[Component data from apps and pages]
◇ ◇ ◇ ◇ ◇

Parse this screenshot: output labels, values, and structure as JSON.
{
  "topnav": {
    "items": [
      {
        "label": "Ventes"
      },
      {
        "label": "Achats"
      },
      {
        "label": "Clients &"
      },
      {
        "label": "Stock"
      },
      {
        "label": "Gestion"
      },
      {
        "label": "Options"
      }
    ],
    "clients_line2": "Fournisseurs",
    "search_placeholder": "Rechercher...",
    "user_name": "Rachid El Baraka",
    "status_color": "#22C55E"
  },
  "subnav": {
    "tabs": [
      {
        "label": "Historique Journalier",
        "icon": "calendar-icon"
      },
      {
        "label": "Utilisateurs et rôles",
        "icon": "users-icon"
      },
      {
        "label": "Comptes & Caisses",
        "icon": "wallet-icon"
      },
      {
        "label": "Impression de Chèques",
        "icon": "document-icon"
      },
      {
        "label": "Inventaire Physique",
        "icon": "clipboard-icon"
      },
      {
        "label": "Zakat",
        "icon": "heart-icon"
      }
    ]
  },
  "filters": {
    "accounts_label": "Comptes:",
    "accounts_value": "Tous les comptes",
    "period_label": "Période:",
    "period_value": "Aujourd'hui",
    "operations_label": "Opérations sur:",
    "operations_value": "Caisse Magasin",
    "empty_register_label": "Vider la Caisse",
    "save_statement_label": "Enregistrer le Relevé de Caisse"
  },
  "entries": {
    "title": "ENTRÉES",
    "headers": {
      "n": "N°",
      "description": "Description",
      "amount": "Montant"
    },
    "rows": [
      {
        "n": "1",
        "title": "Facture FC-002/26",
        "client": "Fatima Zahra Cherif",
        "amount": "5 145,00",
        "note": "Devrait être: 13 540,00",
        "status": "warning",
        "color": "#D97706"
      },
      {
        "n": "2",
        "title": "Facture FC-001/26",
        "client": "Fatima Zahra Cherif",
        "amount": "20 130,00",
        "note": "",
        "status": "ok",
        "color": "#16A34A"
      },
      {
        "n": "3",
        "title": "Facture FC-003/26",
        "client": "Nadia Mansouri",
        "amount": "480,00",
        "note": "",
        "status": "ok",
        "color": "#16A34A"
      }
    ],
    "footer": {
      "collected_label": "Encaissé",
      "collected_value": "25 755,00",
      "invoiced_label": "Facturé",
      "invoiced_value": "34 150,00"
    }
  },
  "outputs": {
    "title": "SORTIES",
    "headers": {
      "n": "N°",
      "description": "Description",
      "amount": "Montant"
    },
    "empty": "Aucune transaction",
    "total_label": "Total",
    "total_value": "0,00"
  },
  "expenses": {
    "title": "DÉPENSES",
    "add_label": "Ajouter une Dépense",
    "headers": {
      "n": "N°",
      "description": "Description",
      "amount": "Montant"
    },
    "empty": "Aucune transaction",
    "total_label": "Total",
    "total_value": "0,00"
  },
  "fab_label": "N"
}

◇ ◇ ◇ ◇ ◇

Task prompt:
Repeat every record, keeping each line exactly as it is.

Answer space:
Parse this screenshot: output labels, values, and structure as JSON.
{
  "topnav": {
    "items": [
      {
        "label": "Ventes"
      },
      {
        "label": "Achats"
      },
      {
        "label": "Clients &"
      },
      {
        "label": "Stock"
      },
      {
        "label": "Gestion"
      },
      {
        "label": "Options"
      }
    ],
    "clients_line2": "Fournisseurs",
    "search_placeholder": "Rechercher...",
    "user_name": "Rachid El Baraka",
    "status_color": "#22C55E"
  },
  "subnav": {
    "tabs": [
      {
        "label": "Historique Journalier",
        "icon": "calendar-icon"
      },
      {
        "label": "Utilisateurs et rôles",
        "icon": "users-icon"
      },
      {
        "label": "Comptes & Caisses",
        "icon": "wallet-icon"
      },
      {
        "label": "Impression de Chèques",
        "icon": "document-icon"
      },
      {
        "label": "Inventaire Physique",
        "icon": "clipboard-icon"
      },
      {
        "label": "Zakat",
        "icon": "heart-icon"
      }
    ]
  },
  "filters": {
    "accounts_label": "Comptes:",
    "accounts_value": "Tous les comptes",
    "period_label": "Période:",
    "period_value": "Aujourd'hui",
    "operations_label": "Opérations sur:",
    "operations_value": "Caisse Magasin",
    "empty_register_label": "Vider la Caisse",
    "save_statement_label": "Enregistrer le Relevé de Caisse"
  },
  "entries": {
    "title": "ENTRÉES",
    "headers": {
      "n": "N°",
      "description": "Description",
      "amount": "Montant"
    },
    "rows": [
      {
        "n": "1",
        "title": "Facture FC-002/26",
        "client": "Fatima Zahra Cherif",
        "amount": "5 145,00",
        "note": "Devrait être: 13 540,00",
        "status": "warning",
        "color": "#D97706"
      },
      {
        "n": "2",
        "title": "Facture FC-001/26",
        "client": "Fatima Zahra Cherif",
        "amount": "20 130,00",
        "note": "",
        "status": "ok",
        "color": "#16A34A"
      },
      {
        "n": "3",
        "title": "Facture FC-003/26",
        "client": "Nadia Mansouri",
        "amount": "480,00",
        "note": "",
        "status": "ok",
        "color": "#16A34A"
      }
    ],
    "footer": {
      "collected_label": "Encaissé",
      "collected_value": "25 755,00",
      "invoiced_label": "Facturé",
      "invoiced_value": "34 150,00"
    }
  },
  "outputs": {
    "title": "SORTIES",
    "headers": {
      "n": "N°",
      "description": "Description",
      "amount": "Montant"
    },
    "empty": "Aucune transaction",
    "total_label": "Total",
    "total_value": "0,00"
  },
  "expenses": {
    "title": "DÉPENSES",
    "add_label": "Ajouter une Dépense",
    "headers": {
      "n": "N°",
      "description": "Description",
      "amount": "Montant"
    },
    "empty": "Aucune transaction",
    "total_label": "Total",
    "total_value": "0,00"
  },
  "fab_label": "N"
}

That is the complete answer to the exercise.